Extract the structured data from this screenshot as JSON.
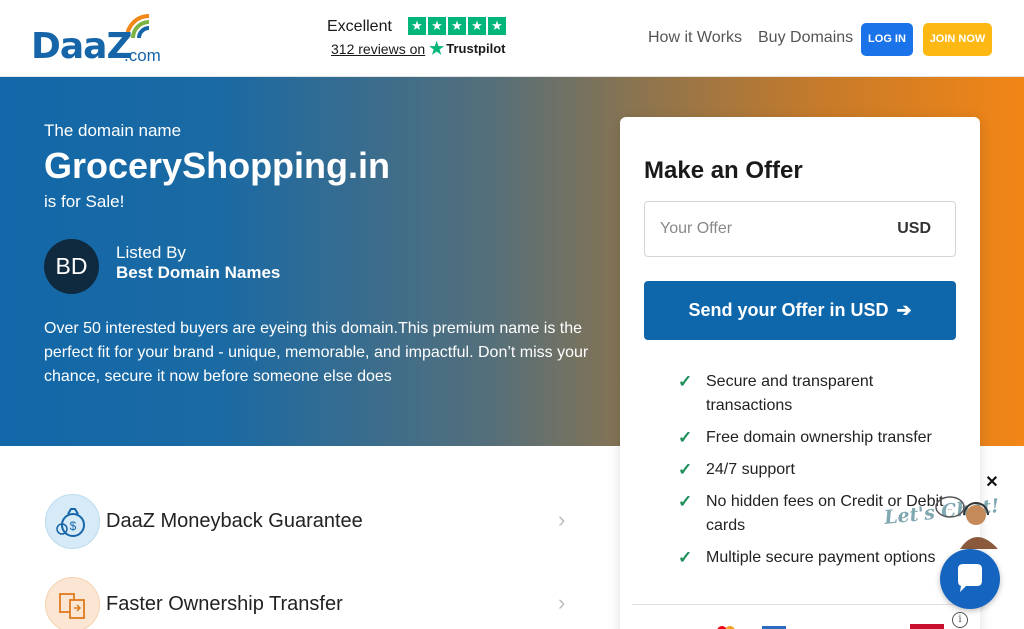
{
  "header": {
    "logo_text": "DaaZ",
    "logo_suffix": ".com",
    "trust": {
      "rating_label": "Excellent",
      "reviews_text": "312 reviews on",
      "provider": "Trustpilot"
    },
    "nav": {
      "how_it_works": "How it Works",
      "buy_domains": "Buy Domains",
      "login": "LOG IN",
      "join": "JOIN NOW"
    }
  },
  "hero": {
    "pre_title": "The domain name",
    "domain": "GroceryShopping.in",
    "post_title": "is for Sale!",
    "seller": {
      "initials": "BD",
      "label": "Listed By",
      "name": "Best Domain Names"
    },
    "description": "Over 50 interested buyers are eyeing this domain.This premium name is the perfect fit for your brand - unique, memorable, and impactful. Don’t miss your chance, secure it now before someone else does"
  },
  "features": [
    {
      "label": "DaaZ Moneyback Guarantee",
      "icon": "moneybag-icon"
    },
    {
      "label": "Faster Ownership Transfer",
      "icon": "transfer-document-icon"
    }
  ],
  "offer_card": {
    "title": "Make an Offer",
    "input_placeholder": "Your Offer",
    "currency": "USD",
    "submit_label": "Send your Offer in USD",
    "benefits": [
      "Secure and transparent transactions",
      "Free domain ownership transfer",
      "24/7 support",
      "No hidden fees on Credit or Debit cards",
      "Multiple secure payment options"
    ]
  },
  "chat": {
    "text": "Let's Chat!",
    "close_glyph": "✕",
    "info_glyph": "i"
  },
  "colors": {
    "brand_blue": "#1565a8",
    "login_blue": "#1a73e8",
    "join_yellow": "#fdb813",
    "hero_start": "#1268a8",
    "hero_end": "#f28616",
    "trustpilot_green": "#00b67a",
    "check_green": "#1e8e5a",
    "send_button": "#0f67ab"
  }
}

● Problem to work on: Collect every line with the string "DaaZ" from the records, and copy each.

● Solution to the problem:
    "logo_text": "DaaZ",
      "label": "DaaZ Moneyback Guarantee",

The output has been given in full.